At the end of the video, Adams says he's not going to judge, and if the UCN posts receipts showing they spent the money as promised, adding "maybe they did do good. I don't know."
"You're not going to hear me talk about the United Cajun Navy anymore. I just won't," Adams said, adding that he was focused on the families of the missing.
The UCN will be needing receipts from Adams to show that he spent the $2,500 on fuel and other supplies for the search, since only the $1,000 was for his appearance, officials say.
After Adams' video was posted, the United Cajun Navy posted that they are formally withdrawing from the search - but wish those continuing the effort the best of luck.
"UCN was not the only group involved in search efforts and we hope and pray the search continues.
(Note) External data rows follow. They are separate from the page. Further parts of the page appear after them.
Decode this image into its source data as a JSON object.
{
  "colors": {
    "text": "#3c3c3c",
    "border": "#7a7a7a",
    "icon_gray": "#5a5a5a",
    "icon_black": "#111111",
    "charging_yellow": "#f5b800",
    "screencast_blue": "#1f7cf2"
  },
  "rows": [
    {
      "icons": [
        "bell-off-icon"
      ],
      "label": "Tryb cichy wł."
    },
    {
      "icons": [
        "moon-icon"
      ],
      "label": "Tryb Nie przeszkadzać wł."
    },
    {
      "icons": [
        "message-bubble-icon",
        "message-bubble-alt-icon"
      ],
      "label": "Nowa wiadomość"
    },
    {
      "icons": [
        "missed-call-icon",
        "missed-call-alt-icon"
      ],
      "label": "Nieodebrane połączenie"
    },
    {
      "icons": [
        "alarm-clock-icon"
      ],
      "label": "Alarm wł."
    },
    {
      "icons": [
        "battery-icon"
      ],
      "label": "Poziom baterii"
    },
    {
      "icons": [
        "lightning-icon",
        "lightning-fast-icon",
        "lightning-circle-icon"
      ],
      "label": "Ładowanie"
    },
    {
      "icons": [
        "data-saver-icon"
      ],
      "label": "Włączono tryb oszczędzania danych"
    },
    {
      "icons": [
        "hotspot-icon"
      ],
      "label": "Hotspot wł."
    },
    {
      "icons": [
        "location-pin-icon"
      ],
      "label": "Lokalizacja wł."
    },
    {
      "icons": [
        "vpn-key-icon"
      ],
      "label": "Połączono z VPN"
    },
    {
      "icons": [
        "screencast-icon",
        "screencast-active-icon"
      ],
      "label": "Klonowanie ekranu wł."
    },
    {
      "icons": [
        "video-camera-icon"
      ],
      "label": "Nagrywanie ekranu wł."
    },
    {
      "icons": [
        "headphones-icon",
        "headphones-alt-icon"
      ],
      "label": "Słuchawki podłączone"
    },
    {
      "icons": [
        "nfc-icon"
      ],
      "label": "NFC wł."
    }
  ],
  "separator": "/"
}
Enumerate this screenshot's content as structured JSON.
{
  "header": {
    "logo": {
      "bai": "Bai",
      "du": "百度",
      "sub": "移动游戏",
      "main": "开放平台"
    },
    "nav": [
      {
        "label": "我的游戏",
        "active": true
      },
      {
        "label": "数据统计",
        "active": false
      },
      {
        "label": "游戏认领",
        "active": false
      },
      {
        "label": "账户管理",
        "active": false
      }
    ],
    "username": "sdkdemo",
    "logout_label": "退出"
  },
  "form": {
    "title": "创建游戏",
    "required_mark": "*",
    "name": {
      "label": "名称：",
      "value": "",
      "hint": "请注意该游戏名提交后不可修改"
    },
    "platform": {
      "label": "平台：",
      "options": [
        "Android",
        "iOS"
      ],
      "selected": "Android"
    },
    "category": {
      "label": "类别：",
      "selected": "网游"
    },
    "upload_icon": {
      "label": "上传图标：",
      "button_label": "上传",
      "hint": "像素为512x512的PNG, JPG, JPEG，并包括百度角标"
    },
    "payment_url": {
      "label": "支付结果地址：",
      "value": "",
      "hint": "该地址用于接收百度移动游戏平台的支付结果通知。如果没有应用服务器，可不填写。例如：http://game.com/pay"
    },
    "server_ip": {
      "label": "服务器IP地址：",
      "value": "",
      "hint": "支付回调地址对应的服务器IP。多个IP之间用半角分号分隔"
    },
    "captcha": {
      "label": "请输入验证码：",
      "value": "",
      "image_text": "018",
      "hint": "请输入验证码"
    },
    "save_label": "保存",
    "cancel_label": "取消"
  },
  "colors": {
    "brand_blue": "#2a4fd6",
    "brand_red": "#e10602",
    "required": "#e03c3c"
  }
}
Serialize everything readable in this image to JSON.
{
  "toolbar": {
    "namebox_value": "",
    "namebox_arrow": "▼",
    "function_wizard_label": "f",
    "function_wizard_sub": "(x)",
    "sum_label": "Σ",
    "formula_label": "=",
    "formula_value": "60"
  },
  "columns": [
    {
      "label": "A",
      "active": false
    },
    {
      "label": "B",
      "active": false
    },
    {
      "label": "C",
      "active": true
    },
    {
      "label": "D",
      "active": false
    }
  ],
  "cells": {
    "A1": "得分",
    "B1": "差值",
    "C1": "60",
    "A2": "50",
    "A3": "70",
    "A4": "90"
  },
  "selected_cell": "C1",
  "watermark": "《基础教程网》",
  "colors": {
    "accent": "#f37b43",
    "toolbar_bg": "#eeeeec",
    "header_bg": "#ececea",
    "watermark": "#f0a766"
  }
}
Many people have spent their own money on fuel, hotels and supplies while others have been reimbursed or used on site fuel and hotels supplied by UCN and others," the post states. "Unfortunately, the volunteer search effort for the 7 missing Seacor crewmen has turned into a whirlwind of accusations, untruths and finger pointing when efforts should be still concerned with bringing the remaining 7 Seacor crewmen home."
The UCN says they will post a full accounting of the money collected and spent.
"The rumors of sea planes and fuel invoices not being paid are completely false. If anyone has receipts for the Seacor search or feels that they should be reimbursed, please send us a message or post in the comments," the post states. "People have started rumors based off of false information and statements in some part due to comments from individuals that United Cajun Navy has Permanent Protection Orders against. United Cajun Navy will strictly fight to enforce the Protection Orders against these individuals and in short time the truth about how these individuals affected several good people's negative comments will come out."
Here's their post:
The UCN has posted a general accounting of the money they've collected and how they have spent/will be spending it. However, as an update, a spokesman said many folks who donated are now asking for their money back, so that will affect how much money will be disbursed.
Here's that accounting, which was posted yesterday:
Here's the background: Over the weeks since the Seacor Power capsized, several searches have been conducted for the men who were on board.
Within minutes of the incident, described by officials as an almost instantaneous crisis brought about by weather that turned out to be much worse that forecasted, the Coast Guard and Good Samaritan vessels plucked six living souls from the sea; they were the only survivors ever found.
Since that day - April 13 - searches have continued. The U.S. Coast Guard continued to search for a week; during that week divers knocked on the hull and got no response. A total of six dead were recovered, leaving seven of the original 19-man crew unaccounted for.
The Coast Guard suspended their search, saying they did not believe anyone else survived. At that time, Seacor pledged to continue diving on the boat to try to find survivors, which they did until April 27, two weeks after the accident, when they said their efforts would shift to recovery.
Also at that time, one of several grass-roots search groups with the "Cajun navy" moniker got involved as well. The term was coined following Hurricane Katrina, when men and women across south Louisiana hooked their boat trailers up and drove down to New Orleans, trying to help those who felt abandoned by officialdom. During the years since, there have been several different "Cajun Navy" groups organized and publicized; almost all of them ask for donations and volunteers of some sort.
The version that went to help with the Seacor search was the United Cajun Navy. They collected funds to pay for gas, planes, food and water for volunteers to use. They also pledged to provide cash to the families of the men who are still missing. Emotional video was posted daily by Adams, showing life vests and hard hats which had been located. Family members said they still believed their fathers, husbands, sons and brothers would be found - alive.